● **Description of the task**
Below are records; count the lines that contain "solidity" and state only that count.

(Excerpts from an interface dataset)
========================

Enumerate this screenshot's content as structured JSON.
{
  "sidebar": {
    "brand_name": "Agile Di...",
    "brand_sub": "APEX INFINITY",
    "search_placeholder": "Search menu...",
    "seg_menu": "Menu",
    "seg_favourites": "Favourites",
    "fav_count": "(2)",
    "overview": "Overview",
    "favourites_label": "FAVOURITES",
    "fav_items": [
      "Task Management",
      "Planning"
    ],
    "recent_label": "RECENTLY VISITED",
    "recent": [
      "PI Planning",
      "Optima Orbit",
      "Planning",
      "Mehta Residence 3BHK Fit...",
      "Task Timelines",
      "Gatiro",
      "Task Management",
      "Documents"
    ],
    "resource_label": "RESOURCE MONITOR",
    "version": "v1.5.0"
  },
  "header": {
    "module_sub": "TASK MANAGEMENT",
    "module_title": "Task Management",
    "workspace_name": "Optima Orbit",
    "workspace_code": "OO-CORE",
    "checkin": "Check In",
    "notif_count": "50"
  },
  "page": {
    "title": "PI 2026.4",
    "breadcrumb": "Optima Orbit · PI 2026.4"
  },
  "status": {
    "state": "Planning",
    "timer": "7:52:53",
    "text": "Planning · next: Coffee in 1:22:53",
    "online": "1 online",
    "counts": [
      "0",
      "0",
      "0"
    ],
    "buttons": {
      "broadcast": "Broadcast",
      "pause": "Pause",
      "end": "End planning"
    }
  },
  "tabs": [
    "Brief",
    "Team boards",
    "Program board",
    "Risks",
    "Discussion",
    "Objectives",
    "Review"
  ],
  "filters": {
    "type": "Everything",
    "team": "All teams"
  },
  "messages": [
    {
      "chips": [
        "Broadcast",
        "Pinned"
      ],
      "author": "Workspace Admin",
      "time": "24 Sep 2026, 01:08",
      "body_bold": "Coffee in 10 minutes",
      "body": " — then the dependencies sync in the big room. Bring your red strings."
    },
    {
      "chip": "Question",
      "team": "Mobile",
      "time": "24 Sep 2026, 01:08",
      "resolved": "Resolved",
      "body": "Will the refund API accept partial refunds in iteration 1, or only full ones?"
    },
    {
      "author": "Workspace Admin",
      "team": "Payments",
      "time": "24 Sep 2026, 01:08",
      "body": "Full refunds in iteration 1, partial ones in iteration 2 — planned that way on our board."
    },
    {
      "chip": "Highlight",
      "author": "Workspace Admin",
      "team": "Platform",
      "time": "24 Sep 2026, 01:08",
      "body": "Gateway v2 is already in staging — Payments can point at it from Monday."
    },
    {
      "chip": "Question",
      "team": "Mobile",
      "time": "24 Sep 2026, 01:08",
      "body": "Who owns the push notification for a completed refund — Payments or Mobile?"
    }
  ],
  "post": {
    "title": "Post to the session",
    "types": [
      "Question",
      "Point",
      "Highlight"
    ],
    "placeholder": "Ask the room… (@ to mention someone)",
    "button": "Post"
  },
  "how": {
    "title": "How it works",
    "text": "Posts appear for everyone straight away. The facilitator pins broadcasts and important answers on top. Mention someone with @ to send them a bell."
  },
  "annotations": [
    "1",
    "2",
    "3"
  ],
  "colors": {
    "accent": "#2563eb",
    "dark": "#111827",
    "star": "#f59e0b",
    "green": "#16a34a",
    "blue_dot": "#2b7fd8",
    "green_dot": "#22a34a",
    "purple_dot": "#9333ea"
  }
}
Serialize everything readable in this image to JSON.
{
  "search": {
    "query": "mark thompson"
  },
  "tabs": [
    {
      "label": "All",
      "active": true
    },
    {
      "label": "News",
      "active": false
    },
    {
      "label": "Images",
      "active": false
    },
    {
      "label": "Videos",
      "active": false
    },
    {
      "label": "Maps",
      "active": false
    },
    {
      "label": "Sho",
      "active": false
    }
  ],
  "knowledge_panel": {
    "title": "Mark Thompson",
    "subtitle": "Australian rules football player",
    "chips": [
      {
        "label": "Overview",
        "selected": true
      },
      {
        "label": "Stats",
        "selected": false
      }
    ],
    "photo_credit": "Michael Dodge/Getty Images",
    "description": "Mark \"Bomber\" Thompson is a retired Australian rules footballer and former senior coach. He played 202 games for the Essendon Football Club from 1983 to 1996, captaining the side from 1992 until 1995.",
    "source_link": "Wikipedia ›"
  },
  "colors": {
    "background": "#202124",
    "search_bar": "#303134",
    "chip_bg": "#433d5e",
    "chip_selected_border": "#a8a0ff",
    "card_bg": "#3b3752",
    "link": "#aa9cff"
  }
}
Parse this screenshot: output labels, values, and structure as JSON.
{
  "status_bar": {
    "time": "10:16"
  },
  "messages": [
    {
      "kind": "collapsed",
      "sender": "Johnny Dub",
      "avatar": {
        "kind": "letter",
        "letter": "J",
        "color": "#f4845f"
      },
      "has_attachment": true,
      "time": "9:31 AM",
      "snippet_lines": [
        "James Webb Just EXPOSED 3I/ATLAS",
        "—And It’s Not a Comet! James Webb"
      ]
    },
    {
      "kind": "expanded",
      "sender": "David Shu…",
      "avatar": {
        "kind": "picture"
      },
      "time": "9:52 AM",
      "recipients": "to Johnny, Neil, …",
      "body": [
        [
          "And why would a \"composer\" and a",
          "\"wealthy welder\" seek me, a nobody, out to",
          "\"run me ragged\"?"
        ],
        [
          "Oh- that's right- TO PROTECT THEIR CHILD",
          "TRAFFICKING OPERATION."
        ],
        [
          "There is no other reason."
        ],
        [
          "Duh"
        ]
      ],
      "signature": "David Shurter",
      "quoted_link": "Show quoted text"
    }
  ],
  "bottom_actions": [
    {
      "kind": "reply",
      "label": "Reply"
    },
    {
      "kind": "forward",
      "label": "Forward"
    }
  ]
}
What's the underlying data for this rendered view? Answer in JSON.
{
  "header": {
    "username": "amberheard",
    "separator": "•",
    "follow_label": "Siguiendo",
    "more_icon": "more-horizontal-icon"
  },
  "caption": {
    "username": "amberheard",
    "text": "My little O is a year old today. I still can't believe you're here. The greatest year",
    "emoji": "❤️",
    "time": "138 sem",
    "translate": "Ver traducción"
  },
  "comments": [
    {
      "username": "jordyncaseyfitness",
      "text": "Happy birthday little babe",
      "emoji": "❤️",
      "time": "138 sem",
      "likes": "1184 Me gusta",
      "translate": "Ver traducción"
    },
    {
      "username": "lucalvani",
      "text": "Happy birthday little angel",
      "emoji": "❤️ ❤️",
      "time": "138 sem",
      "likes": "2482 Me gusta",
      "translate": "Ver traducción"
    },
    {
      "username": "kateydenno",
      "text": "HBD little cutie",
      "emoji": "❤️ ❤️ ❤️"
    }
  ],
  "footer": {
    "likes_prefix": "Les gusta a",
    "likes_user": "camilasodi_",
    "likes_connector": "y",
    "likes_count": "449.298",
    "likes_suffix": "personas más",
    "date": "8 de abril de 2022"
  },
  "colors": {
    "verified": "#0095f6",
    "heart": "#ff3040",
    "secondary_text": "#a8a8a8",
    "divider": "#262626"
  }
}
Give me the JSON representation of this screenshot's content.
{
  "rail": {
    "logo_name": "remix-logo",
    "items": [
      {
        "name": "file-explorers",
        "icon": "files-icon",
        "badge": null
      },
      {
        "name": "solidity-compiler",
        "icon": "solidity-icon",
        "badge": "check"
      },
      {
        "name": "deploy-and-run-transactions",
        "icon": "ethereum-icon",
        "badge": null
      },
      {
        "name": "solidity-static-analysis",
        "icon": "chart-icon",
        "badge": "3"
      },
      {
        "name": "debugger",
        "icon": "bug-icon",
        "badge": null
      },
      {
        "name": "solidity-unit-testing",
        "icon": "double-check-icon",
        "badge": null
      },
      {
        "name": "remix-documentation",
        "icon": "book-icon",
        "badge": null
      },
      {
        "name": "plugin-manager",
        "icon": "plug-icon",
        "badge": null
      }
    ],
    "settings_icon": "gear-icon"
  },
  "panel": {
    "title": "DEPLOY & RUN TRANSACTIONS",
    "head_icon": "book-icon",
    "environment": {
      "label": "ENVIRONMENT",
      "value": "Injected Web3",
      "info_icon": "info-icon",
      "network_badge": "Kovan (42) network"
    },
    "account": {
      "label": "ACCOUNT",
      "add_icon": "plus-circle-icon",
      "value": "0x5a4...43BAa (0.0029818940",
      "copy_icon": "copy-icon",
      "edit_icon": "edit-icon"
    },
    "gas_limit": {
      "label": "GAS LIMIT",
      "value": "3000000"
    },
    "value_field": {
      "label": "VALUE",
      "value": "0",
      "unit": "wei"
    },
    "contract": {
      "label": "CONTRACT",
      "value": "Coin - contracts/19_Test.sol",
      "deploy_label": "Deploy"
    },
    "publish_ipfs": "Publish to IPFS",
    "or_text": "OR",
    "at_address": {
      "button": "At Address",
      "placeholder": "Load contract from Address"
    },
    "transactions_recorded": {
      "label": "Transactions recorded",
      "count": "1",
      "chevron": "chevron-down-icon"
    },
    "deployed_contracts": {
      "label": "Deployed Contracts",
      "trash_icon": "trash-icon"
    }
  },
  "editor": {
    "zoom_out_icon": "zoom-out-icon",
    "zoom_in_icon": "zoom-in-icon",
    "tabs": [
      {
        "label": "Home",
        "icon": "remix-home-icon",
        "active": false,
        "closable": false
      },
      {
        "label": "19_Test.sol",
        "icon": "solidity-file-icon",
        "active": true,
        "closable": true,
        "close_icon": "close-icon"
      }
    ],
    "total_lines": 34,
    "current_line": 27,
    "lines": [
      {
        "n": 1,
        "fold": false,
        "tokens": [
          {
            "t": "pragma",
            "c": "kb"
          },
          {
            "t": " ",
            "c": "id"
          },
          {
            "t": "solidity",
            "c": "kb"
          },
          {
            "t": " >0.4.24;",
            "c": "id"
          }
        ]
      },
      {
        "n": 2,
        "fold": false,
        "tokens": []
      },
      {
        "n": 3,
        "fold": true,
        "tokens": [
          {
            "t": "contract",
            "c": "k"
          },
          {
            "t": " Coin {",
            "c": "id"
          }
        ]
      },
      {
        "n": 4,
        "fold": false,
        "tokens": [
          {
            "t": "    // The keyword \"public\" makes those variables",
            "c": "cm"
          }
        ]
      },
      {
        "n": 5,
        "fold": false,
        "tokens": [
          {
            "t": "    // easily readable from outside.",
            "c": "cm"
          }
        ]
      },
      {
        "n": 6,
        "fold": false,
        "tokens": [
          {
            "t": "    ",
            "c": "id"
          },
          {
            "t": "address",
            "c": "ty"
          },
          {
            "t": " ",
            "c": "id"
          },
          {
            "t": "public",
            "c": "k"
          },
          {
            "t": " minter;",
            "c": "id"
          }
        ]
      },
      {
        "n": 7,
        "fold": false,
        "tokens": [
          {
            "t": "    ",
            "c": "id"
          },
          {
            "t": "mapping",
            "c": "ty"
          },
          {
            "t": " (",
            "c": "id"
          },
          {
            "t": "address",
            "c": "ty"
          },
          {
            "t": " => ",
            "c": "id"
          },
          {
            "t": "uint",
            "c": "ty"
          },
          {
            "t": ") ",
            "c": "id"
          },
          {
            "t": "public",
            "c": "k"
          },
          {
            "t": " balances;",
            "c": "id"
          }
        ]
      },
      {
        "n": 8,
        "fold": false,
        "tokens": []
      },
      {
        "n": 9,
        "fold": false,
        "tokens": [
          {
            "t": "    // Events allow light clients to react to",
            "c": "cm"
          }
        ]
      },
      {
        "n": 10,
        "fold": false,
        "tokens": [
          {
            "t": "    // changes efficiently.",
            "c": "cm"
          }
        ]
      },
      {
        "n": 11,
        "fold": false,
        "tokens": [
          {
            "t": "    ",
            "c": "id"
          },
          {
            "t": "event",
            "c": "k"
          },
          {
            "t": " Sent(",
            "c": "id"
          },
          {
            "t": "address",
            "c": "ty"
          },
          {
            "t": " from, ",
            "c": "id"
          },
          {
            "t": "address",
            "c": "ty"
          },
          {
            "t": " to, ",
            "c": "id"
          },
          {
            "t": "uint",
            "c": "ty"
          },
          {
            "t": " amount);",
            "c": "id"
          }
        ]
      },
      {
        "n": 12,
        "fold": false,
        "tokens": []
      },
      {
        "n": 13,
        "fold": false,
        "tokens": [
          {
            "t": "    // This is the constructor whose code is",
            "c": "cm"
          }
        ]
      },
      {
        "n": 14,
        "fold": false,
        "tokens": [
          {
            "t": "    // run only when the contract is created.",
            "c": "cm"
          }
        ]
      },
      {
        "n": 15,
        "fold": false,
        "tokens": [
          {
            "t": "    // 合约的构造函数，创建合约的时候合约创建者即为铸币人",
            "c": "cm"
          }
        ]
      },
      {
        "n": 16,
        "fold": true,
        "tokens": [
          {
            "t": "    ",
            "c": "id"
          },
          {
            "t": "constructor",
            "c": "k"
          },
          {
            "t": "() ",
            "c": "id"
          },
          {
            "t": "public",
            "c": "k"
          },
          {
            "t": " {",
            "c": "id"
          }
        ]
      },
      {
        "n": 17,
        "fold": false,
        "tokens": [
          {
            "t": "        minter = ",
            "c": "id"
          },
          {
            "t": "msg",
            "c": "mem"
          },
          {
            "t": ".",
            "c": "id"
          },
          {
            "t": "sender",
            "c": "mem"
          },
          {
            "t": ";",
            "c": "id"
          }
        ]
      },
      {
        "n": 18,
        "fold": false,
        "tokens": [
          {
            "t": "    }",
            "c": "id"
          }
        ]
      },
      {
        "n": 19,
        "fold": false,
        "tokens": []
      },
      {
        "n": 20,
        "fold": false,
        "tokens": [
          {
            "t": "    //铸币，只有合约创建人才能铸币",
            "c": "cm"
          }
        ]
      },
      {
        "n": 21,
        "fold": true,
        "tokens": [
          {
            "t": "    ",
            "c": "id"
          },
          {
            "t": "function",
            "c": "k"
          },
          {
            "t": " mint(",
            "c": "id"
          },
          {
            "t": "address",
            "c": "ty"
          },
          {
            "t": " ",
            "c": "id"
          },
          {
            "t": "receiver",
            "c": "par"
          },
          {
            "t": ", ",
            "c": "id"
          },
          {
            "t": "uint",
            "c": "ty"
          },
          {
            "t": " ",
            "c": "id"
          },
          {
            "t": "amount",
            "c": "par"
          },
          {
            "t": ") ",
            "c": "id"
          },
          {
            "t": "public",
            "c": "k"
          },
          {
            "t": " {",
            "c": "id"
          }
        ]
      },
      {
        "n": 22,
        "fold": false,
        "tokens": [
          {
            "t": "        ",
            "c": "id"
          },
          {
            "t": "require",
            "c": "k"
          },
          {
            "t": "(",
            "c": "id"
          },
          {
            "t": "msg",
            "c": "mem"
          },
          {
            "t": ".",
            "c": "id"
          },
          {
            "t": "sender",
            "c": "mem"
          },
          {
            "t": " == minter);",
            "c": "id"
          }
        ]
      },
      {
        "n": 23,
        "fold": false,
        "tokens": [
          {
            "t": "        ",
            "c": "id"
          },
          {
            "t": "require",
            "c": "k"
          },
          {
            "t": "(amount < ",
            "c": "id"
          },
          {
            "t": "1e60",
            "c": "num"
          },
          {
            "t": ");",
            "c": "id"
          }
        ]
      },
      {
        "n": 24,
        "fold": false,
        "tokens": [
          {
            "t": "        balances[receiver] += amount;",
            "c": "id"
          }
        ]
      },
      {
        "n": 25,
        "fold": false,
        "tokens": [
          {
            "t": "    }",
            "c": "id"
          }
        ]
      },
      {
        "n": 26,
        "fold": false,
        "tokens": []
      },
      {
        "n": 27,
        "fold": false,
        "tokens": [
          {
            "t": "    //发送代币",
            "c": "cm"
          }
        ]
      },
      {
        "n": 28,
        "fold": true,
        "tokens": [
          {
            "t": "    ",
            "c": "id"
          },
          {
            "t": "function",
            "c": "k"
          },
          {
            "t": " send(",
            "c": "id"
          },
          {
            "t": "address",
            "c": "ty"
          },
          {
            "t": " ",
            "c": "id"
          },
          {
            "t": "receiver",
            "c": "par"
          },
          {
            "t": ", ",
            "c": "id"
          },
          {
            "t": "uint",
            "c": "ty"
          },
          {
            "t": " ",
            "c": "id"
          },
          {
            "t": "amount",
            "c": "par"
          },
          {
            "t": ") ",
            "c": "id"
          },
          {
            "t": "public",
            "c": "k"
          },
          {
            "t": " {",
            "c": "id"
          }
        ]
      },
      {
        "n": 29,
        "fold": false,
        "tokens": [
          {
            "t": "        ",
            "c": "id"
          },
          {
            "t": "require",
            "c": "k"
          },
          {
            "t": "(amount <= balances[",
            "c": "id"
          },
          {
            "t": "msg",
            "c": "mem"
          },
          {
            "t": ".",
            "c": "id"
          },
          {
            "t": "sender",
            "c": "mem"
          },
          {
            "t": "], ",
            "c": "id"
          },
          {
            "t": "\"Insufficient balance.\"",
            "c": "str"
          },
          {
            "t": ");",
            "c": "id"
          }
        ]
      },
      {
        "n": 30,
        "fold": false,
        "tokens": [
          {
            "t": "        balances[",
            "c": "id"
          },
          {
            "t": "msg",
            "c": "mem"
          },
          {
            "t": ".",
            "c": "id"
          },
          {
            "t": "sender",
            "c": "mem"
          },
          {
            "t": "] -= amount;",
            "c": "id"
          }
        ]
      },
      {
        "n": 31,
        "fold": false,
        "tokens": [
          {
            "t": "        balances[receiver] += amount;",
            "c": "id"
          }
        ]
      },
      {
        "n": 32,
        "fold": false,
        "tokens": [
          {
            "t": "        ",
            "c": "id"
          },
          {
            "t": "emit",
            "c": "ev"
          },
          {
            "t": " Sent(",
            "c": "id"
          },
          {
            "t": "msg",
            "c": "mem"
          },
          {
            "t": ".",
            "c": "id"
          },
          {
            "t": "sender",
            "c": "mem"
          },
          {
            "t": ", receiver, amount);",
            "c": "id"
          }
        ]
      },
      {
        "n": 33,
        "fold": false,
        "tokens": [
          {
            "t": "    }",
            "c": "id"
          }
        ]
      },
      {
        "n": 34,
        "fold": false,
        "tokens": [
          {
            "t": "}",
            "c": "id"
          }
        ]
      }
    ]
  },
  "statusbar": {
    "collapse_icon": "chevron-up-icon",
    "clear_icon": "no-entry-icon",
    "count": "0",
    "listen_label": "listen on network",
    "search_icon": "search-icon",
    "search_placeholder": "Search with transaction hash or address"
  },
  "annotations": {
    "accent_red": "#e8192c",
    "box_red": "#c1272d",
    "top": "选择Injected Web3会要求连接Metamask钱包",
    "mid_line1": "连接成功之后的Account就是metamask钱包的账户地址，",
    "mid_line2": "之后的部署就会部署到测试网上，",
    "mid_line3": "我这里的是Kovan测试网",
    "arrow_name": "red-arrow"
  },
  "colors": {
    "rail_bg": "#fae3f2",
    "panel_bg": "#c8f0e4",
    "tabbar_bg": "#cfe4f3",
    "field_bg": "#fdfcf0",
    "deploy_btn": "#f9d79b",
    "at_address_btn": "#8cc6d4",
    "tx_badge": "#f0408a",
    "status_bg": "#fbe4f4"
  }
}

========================

● **Task solution**
6